# Work to complete
Every record must be retyped exactly as it reads.

START Given data

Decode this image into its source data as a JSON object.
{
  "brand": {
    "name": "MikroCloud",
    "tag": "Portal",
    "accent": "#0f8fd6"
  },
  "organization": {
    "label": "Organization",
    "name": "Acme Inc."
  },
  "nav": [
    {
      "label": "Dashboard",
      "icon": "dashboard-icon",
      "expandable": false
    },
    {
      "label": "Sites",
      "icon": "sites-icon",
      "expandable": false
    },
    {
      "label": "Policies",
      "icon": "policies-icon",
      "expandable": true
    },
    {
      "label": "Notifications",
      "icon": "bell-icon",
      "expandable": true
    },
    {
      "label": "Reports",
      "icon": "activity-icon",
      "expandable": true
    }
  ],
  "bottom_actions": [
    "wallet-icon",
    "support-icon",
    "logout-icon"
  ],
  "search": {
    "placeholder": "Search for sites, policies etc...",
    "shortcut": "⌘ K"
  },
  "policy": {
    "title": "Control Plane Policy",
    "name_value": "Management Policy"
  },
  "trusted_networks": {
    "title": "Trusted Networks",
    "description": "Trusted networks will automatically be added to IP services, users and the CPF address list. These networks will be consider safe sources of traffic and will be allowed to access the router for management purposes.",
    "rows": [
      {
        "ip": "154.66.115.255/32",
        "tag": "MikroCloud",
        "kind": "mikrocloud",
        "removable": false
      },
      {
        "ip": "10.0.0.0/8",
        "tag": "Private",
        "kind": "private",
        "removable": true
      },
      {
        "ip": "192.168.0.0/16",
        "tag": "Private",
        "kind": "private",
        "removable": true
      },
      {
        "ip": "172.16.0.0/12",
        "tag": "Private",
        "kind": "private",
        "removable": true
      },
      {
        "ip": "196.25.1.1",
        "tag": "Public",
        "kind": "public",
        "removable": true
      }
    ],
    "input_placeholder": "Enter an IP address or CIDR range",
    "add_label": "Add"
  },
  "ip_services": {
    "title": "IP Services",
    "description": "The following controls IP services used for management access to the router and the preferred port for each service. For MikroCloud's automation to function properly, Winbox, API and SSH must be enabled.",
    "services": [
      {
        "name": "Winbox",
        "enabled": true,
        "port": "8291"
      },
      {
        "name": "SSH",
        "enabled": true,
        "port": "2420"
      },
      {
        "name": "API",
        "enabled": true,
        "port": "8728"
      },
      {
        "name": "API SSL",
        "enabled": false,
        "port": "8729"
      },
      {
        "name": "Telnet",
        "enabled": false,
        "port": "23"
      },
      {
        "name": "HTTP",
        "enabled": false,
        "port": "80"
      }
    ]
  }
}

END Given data

# Written answer
Decode this image into its source data as a JSON object.
{
  "brand": {
    "name": "MikroCloud",
    "tag": "Portal",
    "accent": "#0f8fd6"
  },
  "organization": {
    "label": "Organization",
    "name": "Acme Inc."
  },
  "nav": [
    {
      "label": "Dashboard",
      "icon": "dashboard-icon",
      "expandable": false
    },
    {
      "label": "Sites",
      "icon": "sites-icon",
      "expandable": false
    },
    {
      "label": "Policies",
      "icon": "policies-icon",
      "expandable": true
    },
    {
      "label": "Notifications",
      "icon": "bell-icon",
      "expandable": true
    },
    {
      "label": "Reports",
      "icon": "activity-icon",
      "expandable": true
    }
  ],
  "bottom_actions": [
    "wallet-icon",
    "support-icon",
    "logout-icon"
  ],
  "search": {
    "placeholder": "Search for sites, policies etc...",
    "shortcut": "⌘ K"
  },
  "policy": {
    "title": "Control Plane Policy",
    "name_value": "Management Policy"
  },
  "trusted_networks": {
    "title": "Trusted Networks",
    "description": "Trusted networks will automatically be added to IP services, users and the CPF address list. These networks will be consider safe sources of traffic and will be allowed to access the router for management purposes.",
    "rows": [
      {
        "ip": "154.66.115.255/32",
        "tag": "MikroCloud",
        "kind": "mikrocloud",
        "removable": false
      },
      {
        "ip": "10.0.0.0/8",
        "tag": "Private",
        "kind": "private",
        "removable": true
      },
      {
        "ip": "192.168.0.0/16",
        "tag": "Private",
        "kind": "private",
        "removable": true
      },
      {
        "ip": "172.16.0.0/12",
        "tag": "Private",
        "kind": "private",
        "removable": true
      },
      {
        "ip": "196.25.1.1",
        "tag": "Public",
        "kind": "public",
        "removable": true
      }
    ],
    "input_placeholder": "Enter an IP address or CIDR range",
    "add_label": "Add"
  },
  "ip_services": {
    "title": "IP Services",
    "description": "The following controls IP services used for management access to the router and the preferred port for each service. For MikroCloud's automation to function properly, Winbox, API and SSH must be enabled.",
    "services": [
      {
        "name": "Winbox",
        "enabled": true,
        "port": "8291"
      },
      {
        "name": "SSH",
        "enabled": true,
        "port": "2420"
      },
      {
        "name": "API",
        "enabled": true,
        "port": "8728"
      },
      {
        "name": "API SSL",
        "enabled": false,
        "port": "8729"
      },
      {
        "name": "Telnet",
        "enabled": false,
        "port": "23"
      },
      {
        "name": "HTTP",
        "enabled": false,
        "port": "80"
      }
    ]
  }
}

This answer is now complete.